» Exercise: Search the data for lines holding the word "Schärfe". State how many there are, and nothing else.

--- START ---

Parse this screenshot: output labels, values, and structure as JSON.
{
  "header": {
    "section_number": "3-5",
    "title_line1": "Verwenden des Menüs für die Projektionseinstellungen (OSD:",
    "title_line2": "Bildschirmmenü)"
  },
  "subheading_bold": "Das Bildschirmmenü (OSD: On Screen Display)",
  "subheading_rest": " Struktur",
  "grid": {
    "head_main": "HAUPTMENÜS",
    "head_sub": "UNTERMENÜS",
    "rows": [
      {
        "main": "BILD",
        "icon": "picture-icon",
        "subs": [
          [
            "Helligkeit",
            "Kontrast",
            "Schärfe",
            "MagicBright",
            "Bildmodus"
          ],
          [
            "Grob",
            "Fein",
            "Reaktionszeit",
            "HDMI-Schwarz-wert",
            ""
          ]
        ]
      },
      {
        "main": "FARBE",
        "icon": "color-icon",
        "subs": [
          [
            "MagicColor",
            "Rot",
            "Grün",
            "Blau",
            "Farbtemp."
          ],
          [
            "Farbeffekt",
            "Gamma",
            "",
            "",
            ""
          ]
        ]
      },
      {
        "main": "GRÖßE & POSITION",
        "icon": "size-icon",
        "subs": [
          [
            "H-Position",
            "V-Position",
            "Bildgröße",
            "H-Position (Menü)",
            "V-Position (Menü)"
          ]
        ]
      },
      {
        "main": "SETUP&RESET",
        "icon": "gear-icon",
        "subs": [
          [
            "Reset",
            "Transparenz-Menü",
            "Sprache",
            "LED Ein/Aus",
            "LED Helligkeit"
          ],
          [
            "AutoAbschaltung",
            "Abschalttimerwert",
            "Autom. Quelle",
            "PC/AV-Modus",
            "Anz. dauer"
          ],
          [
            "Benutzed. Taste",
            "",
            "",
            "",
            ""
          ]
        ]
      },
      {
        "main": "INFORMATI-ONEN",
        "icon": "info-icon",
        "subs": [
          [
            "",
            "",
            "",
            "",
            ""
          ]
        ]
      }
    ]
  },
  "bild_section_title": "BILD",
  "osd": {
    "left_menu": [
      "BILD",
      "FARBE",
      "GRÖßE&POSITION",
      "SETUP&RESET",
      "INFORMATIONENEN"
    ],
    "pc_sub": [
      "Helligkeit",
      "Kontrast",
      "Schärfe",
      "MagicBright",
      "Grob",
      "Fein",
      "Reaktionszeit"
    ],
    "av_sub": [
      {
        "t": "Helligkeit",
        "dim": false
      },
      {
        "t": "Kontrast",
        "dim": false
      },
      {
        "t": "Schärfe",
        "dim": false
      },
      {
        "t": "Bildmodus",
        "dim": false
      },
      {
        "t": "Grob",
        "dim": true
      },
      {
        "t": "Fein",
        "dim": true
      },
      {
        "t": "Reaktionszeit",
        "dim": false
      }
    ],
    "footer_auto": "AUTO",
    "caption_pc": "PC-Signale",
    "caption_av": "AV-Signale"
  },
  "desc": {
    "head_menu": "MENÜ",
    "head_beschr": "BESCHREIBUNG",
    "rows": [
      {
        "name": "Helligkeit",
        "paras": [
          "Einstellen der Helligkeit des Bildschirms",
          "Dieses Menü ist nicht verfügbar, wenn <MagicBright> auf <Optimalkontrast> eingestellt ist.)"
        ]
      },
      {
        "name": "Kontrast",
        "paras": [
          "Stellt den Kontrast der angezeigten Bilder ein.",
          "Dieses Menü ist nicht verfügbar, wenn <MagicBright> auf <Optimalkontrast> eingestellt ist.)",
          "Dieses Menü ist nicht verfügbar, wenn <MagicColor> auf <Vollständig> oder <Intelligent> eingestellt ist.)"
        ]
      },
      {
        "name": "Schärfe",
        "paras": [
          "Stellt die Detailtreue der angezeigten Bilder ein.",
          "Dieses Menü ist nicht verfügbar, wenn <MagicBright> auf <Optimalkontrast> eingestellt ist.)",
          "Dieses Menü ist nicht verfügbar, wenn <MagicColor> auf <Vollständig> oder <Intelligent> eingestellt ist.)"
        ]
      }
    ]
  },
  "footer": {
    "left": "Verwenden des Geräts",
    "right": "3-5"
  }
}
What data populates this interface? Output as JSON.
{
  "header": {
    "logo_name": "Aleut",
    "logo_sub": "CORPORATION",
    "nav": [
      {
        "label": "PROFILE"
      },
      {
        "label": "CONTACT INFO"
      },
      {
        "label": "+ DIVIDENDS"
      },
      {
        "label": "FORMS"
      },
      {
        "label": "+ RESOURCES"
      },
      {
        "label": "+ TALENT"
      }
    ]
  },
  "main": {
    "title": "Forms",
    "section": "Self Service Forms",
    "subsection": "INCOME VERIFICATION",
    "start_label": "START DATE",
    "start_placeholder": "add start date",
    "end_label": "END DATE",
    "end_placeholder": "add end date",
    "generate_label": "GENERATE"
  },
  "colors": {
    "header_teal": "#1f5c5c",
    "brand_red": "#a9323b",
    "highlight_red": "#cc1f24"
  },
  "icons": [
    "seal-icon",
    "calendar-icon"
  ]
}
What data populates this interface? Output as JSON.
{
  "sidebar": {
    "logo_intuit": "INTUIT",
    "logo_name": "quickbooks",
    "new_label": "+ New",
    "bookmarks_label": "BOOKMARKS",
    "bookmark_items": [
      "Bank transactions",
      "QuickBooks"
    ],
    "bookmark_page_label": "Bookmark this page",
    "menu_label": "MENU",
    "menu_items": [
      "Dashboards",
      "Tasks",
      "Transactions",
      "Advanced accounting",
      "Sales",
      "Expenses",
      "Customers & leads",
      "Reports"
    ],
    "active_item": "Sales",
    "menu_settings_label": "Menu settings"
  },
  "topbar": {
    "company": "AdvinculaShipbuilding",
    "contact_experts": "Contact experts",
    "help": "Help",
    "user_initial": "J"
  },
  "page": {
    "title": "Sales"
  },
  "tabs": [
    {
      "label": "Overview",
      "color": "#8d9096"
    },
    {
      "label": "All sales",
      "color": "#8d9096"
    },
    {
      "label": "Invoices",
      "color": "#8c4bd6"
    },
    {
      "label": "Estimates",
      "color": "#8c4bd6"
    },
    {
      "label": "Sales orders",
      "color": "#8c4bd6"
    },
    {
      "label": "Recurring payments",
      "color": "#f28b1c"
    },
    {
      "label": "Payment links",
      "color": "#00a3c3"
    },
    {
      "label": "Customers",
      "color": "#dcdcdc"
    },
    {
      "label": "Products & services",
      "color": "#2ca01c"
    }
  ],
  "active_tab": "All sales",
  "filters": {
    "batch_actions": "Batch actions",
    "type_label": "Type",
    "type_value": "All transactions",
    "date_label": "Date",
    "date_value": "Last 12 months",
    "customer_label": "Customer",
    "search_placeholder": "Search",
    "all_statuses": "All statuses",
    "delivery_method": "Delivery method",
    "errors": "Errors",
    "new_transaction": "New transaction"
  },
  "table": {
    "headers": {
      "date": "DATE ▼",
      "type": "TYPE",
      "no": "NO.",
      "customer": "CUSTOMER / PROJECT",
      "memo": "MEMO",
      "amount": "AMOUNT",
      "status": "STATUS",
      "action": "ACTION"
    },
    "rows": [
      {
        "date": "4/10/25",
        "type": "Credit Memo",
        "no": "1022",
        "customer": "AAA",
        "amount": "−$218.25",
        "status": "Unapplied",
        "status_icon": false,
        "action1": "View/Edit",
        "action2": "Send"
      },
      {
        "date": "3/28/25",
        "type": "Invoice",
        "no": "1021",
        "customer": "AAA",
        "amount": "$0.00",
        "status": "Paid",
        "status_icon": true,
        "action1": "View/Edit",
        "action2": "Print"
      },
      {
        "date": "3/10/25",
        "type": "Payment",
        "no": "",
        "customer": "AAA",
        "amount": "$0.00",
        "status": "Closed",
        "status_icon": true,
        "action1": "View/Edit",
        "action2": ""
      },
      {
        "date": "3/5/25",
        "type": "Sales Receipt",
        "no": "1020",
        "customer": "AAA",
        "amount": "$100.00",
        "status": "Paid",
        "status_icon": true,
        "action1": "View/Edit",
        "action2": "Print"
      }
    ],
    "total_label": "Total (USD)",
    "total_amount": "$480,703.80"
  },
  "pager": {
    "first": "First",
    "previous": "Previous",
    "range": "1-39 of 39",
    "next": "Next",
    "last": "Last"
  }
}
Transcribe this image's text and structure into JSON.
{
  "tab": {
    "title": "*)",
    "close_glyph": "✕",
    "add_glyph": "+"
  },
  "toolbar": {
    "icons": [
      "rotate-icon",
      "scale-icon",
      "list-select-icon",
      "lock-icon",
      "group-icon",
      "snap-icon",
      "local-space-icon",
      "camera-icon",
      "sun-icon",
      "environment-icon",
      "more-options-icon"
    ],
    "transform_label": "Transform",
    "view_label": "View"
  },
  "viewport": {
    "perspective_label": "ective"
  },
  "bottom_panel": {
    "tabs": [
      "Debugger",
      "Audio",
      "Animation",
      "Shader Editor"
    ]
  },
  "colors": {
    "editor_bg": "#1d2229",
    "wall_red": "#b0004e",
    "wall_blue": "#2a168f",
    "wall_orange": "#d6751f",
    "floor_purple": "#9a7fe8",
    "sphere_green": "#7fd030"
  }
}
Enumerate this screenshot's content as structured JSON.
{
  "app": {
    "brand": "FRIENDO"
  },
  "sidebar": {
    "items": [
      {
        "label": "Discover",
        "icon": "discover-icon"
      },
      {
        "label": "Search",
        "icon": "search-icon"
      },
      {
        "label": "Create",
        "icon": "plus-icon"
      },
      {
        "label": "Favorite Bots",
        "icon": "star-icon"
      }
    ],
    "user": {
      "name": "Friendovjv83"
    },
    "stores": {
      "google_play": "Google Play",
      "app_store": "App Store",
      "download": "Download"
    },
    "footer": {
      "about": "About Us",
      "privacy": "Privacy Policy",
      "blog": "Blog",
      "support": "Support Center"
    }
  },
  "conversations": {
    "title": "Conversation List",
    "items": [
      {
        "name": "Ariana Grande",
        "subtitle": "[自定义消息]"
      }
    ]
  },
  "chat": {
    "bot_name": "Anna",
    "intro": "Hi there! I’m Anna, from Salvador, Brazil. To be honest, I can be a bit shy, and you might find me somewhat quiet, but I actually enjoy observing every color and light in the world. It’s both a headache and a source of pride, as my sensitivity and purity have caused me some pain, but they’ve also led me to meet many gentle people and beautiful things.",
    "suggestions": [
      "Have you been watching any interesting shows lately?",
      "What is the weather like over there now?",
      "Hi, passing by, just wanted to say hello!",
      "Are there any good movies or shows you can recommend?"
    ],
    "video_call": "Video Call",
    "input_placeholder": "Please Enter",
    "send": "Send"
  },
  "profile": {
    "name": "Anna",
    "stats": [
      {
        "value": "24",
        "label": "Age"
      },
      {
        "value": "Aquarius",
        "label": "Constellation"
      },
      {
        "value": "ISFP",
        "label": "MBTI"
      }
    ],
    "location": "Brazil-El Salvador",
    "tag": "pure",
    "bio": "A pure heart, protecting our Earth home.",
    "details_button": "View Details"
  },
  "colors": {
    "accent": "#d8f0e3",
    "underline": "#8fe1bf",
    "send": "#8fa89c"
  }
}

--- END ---

» Solution to this problem: 4